→ **Information**:
Content starts

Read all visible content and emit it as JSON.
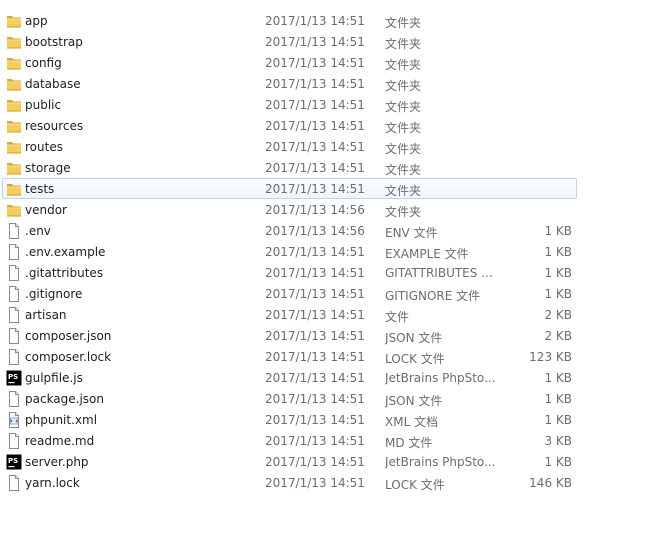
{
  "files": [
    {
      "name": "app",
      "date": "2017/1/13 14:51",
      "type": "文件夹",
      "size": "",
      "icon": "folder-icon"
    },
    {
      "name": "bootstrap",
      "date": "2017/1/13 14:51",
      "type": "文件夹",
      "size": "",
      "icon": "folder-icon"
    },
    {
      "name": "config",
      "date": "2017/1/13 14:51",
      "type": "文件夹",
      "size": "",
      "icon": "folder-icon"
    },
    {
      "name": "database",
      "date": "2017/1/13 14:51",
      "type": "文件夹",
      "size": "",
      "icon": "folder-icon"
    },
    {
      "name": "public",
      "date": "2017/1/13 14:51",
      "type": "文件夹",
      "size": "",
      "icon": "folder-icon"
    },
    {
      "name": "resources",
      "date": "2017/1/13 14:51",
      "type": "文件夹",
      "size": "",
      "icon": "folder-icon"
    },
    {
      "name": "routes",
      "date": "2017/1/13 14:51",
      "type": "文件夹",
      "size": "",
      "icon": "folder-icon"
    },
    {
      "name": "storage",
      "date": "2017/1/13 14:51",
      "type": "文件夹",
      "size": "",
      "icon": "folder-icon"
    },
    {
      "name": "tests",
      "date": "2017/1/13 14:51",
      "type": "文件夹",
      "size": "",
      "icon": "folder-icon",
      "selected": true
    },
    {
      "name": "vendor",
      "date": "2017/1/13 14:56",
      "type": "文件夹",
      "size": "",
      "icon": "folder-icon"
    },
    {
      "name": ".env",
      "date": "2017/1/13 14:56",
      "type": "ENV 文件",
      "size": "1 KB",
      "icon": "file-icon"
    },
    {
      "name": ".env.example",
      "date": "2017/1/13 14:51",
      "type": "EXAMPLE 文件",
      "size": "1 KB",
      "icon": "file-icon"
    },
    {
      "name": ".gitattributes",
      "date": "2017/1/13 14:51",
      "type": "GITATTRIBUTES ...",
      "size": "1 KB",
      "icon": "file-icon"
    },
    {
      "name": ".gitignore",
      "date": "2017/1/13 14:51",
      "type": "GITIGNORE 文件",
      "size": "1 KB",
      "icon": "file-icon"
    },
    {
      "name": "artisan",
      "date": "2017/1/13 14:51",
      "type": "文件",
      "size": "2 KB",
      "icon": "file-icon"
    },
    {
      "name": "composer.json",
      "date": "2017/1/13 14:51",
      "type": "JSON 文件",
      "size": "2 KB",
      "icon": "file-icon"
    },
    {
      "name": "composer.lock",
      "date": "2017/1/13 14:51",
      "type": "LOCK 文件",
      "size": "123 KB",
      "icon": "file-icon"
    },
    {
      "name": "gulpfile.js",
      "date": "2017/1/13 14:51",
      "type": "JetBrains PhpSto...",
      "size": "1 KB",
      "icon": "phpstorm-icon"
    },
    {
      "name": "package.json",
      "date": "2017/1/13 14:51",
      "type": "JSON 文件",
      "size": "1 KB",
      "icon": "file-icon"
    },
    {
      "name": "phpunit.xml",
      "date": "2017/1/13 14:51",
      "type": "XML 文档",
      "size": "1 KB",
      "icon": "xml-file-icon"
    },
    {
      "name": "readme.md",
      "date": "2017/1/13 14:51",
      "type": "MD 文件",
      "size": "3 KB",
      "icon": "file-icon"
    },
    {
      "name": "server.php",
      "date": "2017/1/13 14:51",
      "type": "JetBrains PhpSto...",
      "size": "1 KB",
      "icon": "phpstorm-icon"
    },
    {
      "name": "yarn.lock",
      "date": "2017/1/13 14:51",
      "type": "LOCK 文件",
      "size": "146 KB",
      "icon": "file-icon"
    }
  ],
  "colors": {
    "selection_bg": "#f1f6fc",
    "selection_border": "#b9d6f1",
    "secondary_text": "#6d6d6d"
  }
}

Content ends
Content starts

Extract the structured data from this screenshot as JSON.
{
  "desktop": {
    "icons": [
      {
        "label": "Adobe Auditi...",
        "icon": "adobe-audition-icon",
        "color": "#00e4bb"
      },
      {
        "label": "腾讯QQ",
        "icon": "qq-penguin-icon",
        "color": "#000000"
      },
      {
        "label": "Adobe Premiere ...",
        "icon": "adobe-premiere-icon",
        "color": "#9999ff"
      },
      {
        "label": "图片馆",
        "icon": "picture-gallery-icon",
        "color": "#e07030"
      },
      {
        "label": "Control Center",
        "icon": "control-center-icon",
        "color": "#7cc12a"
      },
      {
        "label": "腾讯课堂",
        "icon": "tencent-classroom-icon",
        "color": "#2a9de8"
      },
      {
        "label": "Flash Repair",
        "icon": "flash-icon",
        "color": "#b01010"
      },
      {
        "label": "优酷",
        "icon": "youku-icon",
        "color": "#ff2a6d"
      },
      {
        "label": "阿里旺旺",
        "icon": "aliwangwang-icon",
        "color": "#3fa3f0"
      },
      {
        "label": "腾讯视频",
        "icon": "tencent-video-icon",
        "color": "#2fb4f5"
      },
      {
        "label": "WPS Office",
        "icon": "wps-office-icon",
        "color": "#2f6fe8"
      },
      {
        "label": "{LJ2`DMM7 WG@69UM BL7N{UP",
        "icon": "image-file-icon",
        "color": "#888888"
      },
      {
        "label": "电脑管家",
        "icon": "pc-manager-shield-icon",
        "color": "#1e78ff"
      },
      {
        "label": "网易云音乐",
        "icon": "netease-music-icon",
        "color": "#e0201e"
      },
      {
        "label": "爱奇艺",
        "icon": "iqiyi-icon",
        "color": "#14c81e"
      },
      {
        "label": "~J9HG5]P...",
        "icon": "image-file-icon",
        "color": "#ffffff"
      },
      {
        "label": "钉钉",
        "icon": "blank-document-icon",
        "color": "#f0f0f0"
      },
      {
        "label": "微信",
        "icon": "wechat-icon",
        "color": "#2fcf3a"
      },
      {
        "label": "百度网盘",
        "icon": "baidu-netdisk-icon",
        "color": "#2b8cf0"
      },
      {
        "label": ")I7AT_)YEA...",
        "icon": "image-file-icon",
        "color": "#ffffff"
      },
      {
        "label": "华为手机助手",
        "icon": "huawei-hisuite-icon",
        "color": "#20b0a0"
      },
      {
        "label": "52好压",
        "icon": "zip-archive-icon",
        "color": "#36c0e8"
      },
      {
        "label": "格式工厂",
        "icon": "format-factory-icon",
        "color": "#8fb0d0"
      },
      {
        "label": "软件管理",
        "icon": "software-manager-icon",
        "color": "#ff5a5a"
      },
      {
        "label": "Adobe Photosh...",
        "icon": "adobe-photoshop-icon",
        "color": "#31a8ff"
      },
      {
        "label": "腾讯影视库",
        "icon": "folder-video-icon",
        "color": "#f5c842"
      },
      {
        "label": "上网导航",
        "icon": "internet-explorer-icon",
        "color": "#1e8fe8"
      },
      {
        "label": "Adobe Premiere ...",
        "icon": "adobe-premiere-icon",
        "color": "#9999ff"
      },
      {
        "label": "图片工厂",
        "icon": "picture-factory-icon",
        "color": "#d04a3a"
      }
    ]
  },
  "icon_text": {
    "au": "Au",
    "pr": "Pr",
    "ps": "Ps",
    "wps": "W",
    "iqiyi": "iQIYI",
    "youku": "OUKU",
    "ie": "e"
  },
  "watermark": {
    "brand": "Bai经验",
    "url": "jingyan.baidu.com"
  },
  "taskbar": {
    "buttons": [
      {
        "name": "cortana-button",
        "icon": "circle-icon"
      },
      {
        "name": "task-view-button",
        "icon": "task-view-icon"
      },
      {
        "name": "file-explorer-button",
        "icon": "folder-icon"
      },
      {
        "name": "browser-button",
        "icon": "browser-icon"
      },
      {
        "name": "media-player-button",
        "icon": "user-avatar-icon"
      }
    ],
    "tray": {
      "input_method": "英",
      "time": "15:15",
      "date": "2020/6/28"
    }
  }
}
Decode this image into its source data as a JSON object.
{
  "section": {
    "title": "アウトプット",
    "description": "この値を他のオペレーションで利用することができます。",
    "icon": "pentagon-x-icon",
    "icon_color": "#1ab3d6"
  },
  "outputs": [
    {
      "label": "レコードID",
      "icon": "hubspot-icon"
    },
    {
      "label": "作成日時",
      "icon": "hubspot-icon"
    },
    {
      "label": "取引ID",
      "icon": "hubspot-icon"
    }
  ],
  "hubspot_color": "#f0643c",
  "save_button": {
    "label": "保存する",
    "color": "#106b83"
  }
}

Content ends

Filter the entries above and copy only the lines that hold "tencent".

        "icon": "tencent-classroom-icon",
        "icon": "tencent-video-icon",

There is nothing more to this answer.